Moldex3D hopes to present the progress of the injection-molding industry toward Industry 4.0 in a series. This article covers the development of CAE simulation technology, which is more applicable to process improvement. Production management automation will be introduced in other subsequent articles.
Introduction to Industry 4.0
“Information” is the key character in the journey to Industry 4.0. For the injection-molding process, the information covers materials, equipment, process conditions, and product quality. Information is obtained from “data”, and information can be verified into “knowledge”, which is the central power of technology development. Therefore, Industry 4.0 can be defined as the process of continued integration and enforcement of information, data, and knowledge.
In the conventional plastic engineering sector, the process conditions, product, and mold designs depend on transmission of experience. Most of the information gathered from factories comes without complete database and could not be converted into knowledge. In the Industry 4.0 age, the chief goals of the plastics sector are to gather detailed data, produce knowledge, and automate information delivery with the aid of computer-aided calculations.
Then, in what way is data shifted from the real physical environment (for example, the data collected from sensors) into computable concepts? Dr. Jay Lee, Director of Intelligent Maintenance System Center, National Science Foundation as well as the consultant of Moldex3D’s manufacturing and service innovation, states that the theory of Cyber-Physical System is, “to capture, save, build models of, analyze, mine, evaluate, predict, optimize and collaborate big data from the physical space, items, environment, and activities, and integrate with the design, test, features, and performance of the items for profound integration with physical space. Comprehensive smart industrial asset is then further promoted by self-perception, self-memorization, self-awareness, and self-decision.”
Latest Injection Molding Processes

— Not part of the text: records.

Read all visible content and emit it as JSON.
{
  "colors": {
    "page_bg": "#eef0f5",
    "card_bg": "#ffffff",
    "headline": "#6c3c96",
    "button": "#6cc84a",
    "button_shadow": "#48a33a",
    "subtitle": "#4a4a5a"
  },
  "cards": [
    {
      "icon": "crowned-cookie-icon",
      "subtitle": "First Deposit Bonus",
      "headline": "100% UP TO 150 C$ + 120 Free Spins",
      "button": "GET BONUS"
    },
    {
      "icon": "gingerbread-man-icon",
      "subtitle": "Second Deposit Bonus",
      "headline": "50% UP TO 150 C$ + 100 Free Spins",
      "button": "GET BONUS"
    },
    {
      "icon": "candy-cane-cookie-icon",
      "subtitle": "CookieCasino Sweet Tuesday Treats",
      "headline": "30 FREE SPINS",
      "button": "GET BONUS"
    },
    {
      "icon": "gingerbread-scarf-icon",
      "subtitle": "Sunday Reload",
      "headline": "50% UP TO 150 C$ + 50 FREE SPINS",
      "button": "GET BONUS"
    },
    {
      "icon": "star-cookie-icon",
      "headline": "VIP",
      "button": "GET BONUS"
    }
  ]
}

“Mold filling analysis” is the way to demonstrate real processing environments via virtual models applied in the injection-molding process. It has the ability to transfer real space into a virtual environment where one can solve glitches using knowledge. In the process of designing finite element analysis systems, the real items comprise of mold, mold cavities, and the boundary range constructed by mesh. The examination of physical field is deduced using fluid mechanics equations.
The way to examine the items and plastic materials is to convey their fluid and thermal properties into material equations. The processing machine movement is shifted onto the temperature, pressure, and speed that are imposed on materials. All of the elements in injection molding stated above have been conveyed into virtual systems, wherein the product efficiency and production quality can be measured for the production management in the real world.

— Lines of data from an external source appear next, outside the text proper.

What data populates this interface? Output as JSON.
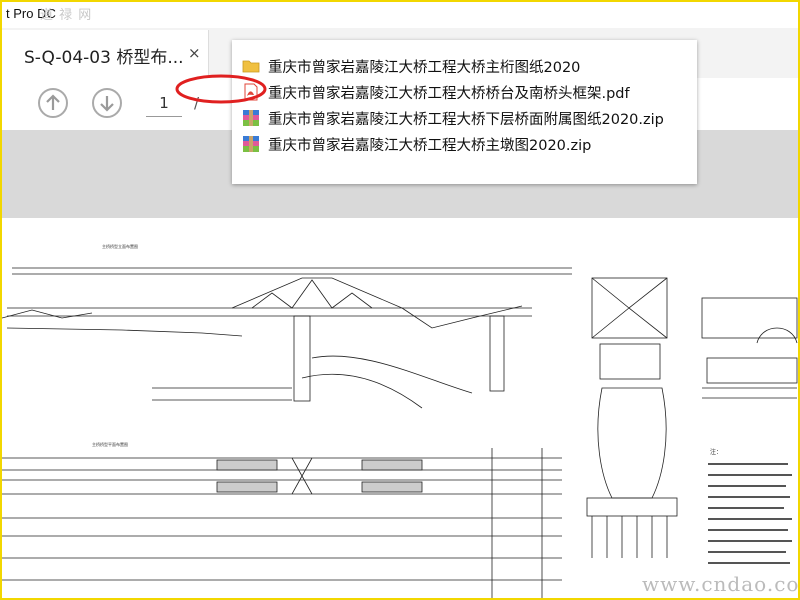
{
  "app": {
    "title_fragment": "t Pro DC",
    "watermark_top": "道 禄 网"
  },
  "tab": {
    "title": "S-Q-04-03 桥型布...",
    "close_glyph": "×"
  },
  "toolbar": {
    "prev_page_icon": "arrow-up-circle-icon",
    "next_page_icon": "arrow-down-circle-icon",
    "current_page": "1",
    "page_separator": "/"
  },
  "dropdown": {
    "items": [
      {
        "label": "重庆市曾家岩嘉陵江大桥工程大桥主桁图纸2020",
        "icon": "folder-icon",
        "color": "#f0c040"
      },
      {
        "label": "重庆市曾家岩嘉陵江大桥工程大桥桥台及南桥头框架.pdf",
        "icon": "pdf-icon",
        "color": "#e0453a"
      },
      {
        "label": "重庆市曾家岩嘉陵江大桥工程大桥下层桥面附属图纸2020.zip",
        "icon": "zip-archive-icon",
        "color": "#3a7bd5"
      },
      {
        "label": "重庆市曾家岩嘉陵江大桥工程大桥主墩图2020.zip",
        "icon": "zip-archive-icon",
        "color": "#3a7bd5"
      }
    ]
  },
  "drawing": {
    "label_elevation": "主桥桥型立面布置图",
    "label_plan": "主桥桥型平面布置图",
    "notes_heading": "注："
  },
  "watermark_bottom": "www.cndao.com",
  "colors": {
    "frame_border": "#f2d700",
    "annotation_red": "#e02020",
    "gray_band": "#d9d9d9"
  }
}
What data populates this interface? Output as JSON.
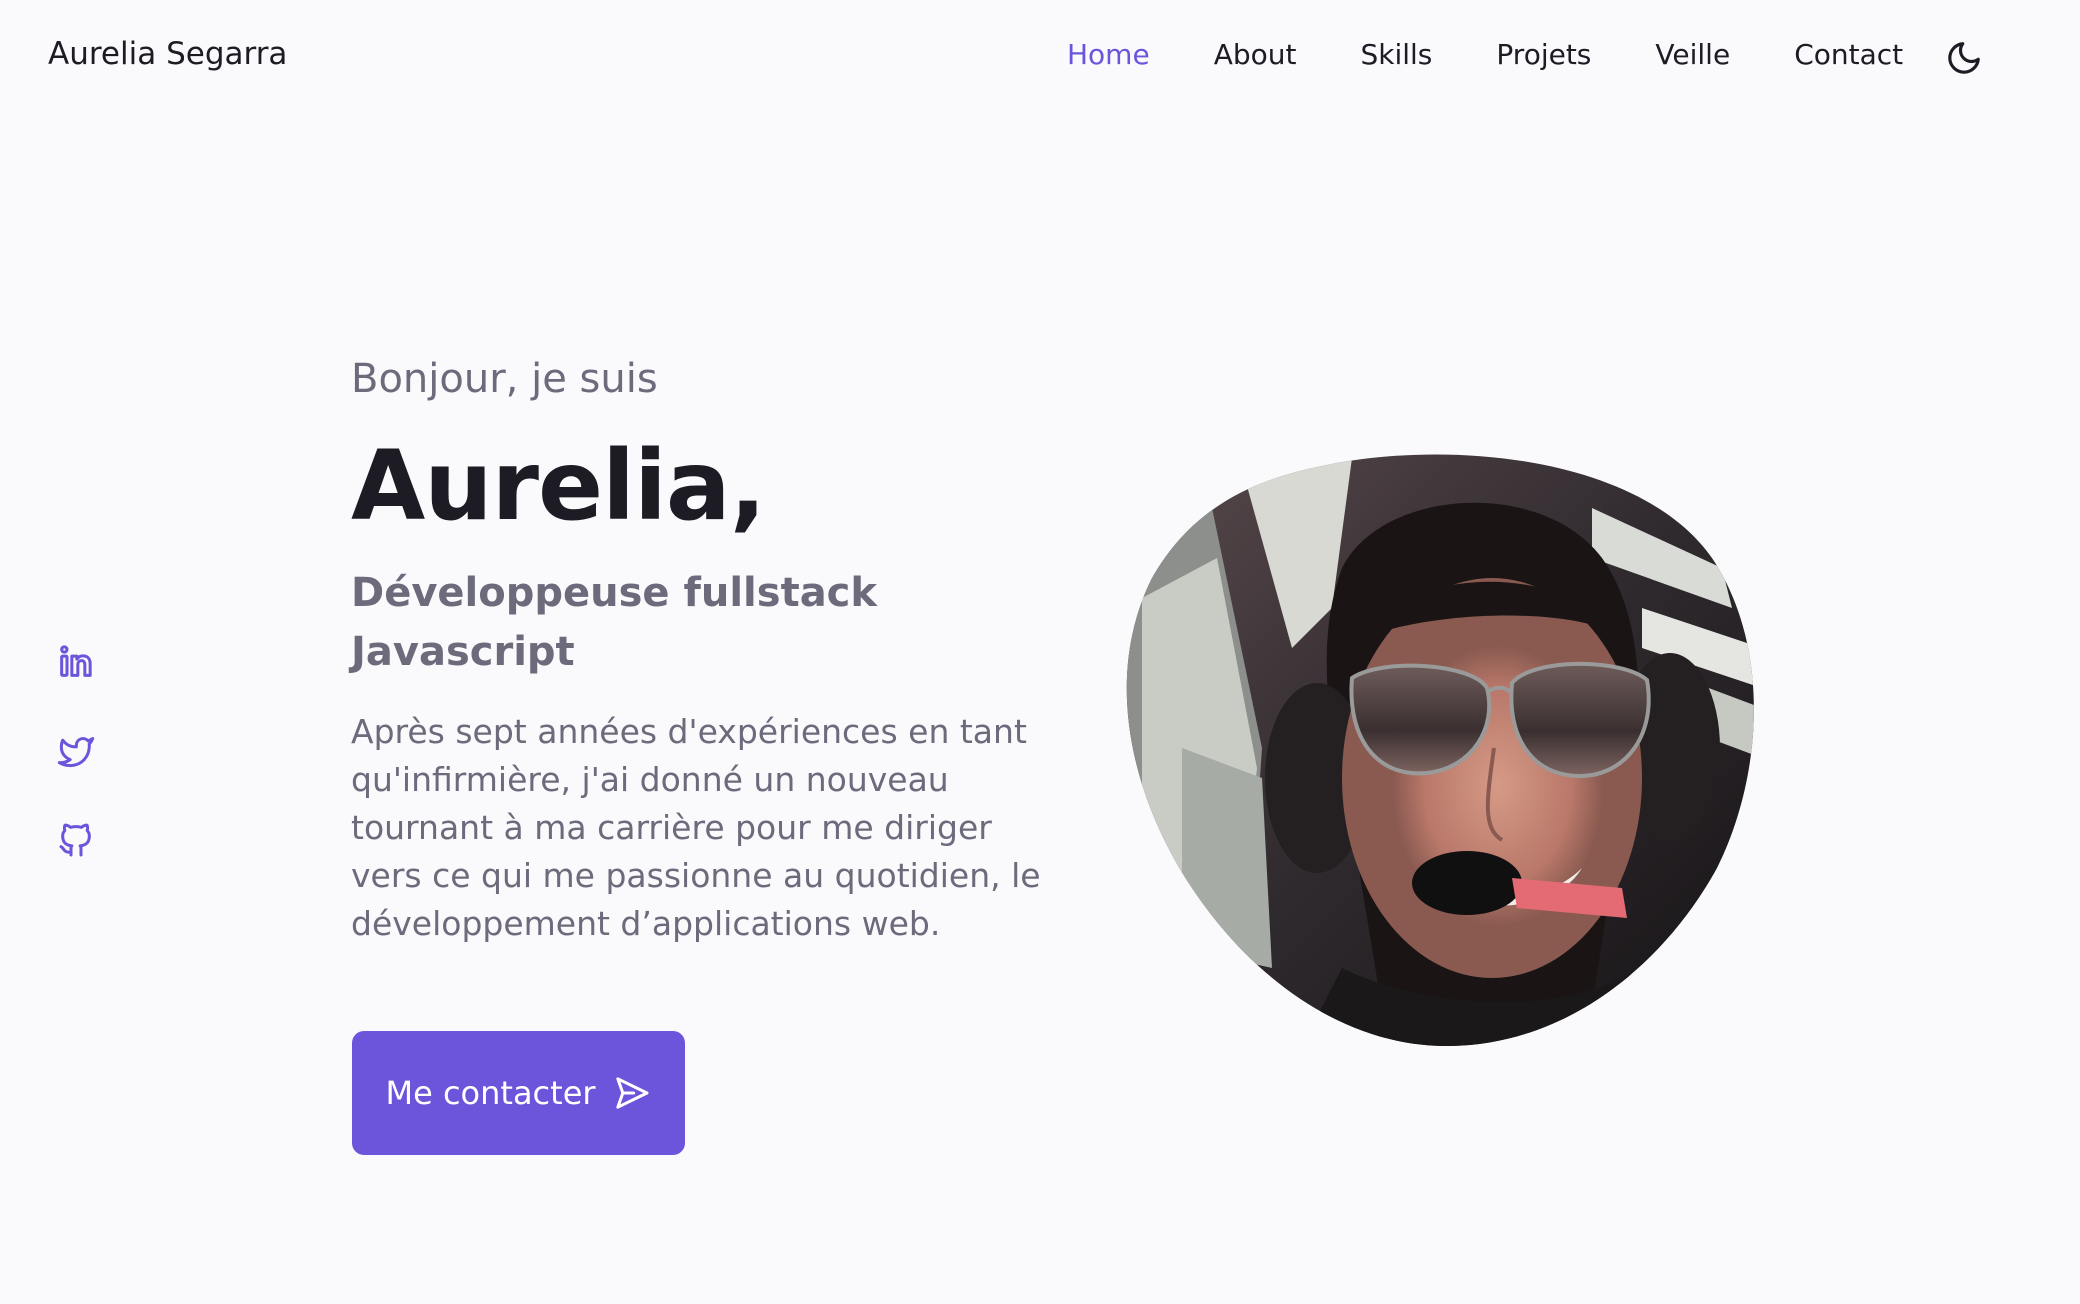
{
  "header": {
    "brand": "Aurelia Segarra",
    "nav": [
      {
        "label": "Home",
        "active": true
      },
      {
        "label": "About",
        "active": false
      },
      {
        "label": "Skills",
        "active": false
      },
      {
        "label": "Projets",
        "active": false
      },
      {
        "label": "Veille",
        "active": false
      },
      {
        "label": "Contact",
        "active": false
      }
    ],
    "theme_toggle_icon": "moon-icon"
  },
  "social": [
    {
      "icon": "linkedin-icon"
    },
    {
      "icon": "twitter-icon"
    },
    {
      "icon": "github-icon"
    }
  ],
  "hero": {
    "greeting": "Bonjour, je suis",
    "name": "Aurelia,",
    "role": "Développeuse fullstack Javascript",
    "description": "Après sept années d'expériences en tant qu'infirmière, j'ai donné un nouveau tournant à ma carrière pour me diriger vers ce qui me passionne au quotidien, le développement d’applications web.",
    "cta_label": "Me contacter",
    "cta_icon": "send-icon",
    "photo": "profile-photo"
  },
  "colors": {
    "accent": "#6c55db",
    "background": "#faf9fc",
    "text_primary": "#1d1b24",
    "text_secondary": "#6d6a7c"
  }
}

The technology development of incorporating virtual and real world is based on two aspects: the reality of model building and data analysis technology in virtual space. These are what developers of the simulation software continue to aim for. With regard to the Moldex3D development, the advancement of material equations is continually the key mission of Moldex3D Material Research Center. For instance, material viscoelasticity characterization and the correspondent viscoelasticity coupling solver in Moldex3D software are the latest technologies that optimize the conventional viscosity equation to predict flow behaviors.
Therefore, you can now efficiently predict various surface defects under unbalanced flow behaviors at the preliminary stages. If the viscoelasticity prediction capability is expanded to warp analysis, it would be possible to observe how the stress caused by in-mold shrinkage varies with the variation in the length of cooling time. Thus, the product warpage analysis will be closer to the real-world results under various processing conditions.

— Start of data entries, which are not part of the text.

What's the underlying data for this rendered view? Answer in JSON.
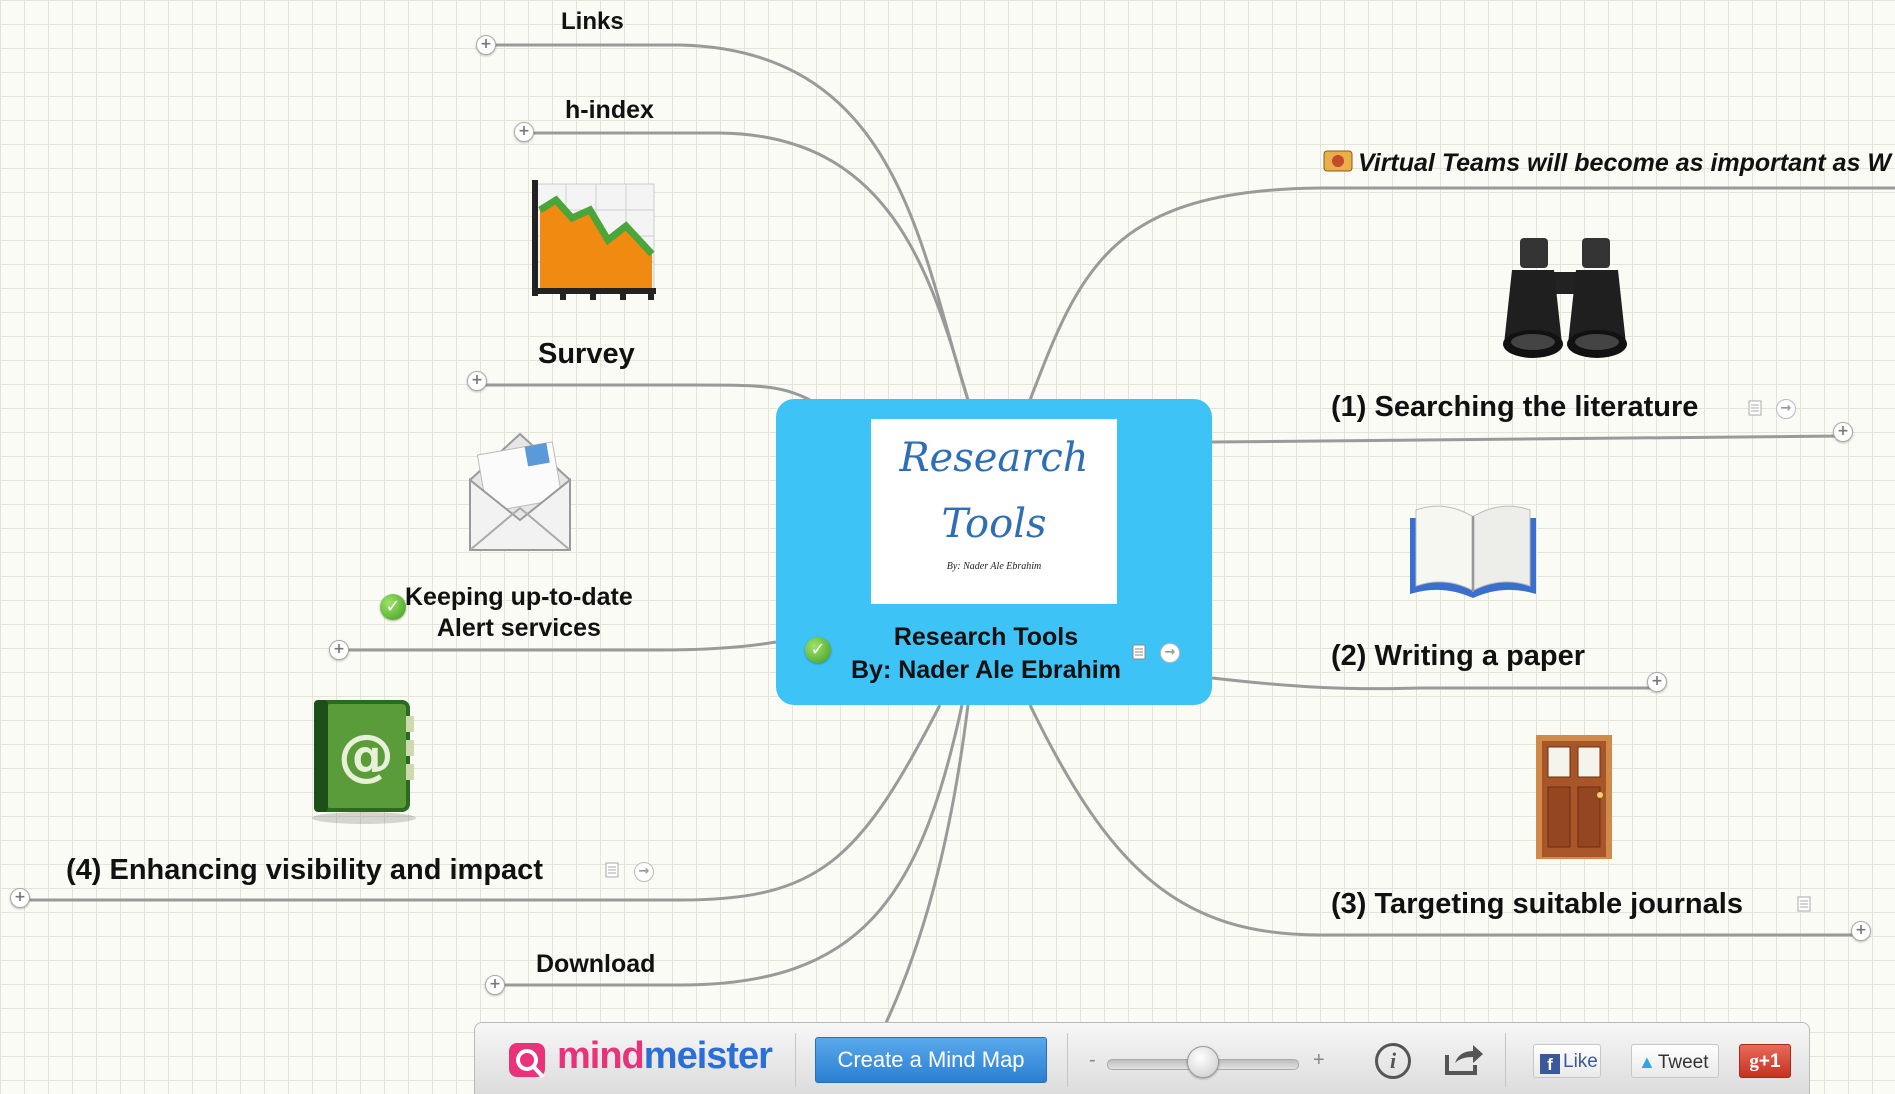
{
  "map": {
    "central": {
      "image_title_line1": "Research",
      "image_title_line2": "Tools",
      "image_byline": "By: Nader Ale Ebrahim",
      "title_line1": "Research Tools",
      "title_line2": "By: Nader Ale Ebrahim"
    },
    "nodes": {
      "links": "Links",
      "hindex": "h-index",
      "survey": "Survey",
      "keeping_line1": "Keeping up-to-date",
      "keeping_line2": "Alert services",
      "enhancing": "(4) Enhancing visibility and impact",
      "download": "Download",
      "virtual_teams": "Virtual Teams will become as important as W",
      "searching": "(1) Searching the literature",
      "writing": "(2) Writing a paper",
      "targeting": "(3) Targeting suitable journals"
    },
    "expander_symbol": "+",
    "check_symbol": "✓",
    "link_symbol": "→"
  },
  "toolbar": {
    "logo_part1": "mind",
    "logo_part2": "meister",
    "create_button": "Create a Mind Map",
    "zoom_minus": "-",
    "zoom_plus": "+",
    "zoom_level": 0.5,
    "info_label": "i",
    "share_icon": "share-icon",
    "like_label": "Like",
    "tweet_label": "Tweet",
    "gplus_label": "+1"
  },
  "colors": {
    "central_bg": "#3ec3f7",
    "branch": "#9a9a9a",
    "logo_pink": "#e8327a",
    "logo_blue": "#2b6fd6",
    "create_button": "#3a8fe0"
  }
}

Another significant development in the last few years is the model building of injection-molding machine movement. In a conservative simulation, the screw movement is shifted into the speed and pressure enforced on the melt. Like this, the melt flow behavior is oversimplified. For instance, consider a hydraulic press with a closed loop circuit. At the actual injection stage, the machine compares the measured speed and the injection speed input by the molders to choose the screw movement. The screw movement speed will be decreased or increased by the proportional valve that is tuned by the controller.
The reaction speed of this closed-loop circuit is the main factor of the machine’s production strength. With weak product design or huge injection pressure changes, it will require a longer time to steady the control of the closed-loop circuit reaction. In the Industry 4.0 setting, production stability is the essential condition of automation. Thus, the model building of machine movement in simulation is especially important.
Going forward, Moldex3D will introduce various solutions from injection machine suppliers to help customers cultivate competitiveness in the journey to Industry 4.0.
This information has been sourced, reviewed and adapted from materials provided by Moldex3D.
For more information on this source, please visit Moldex3D.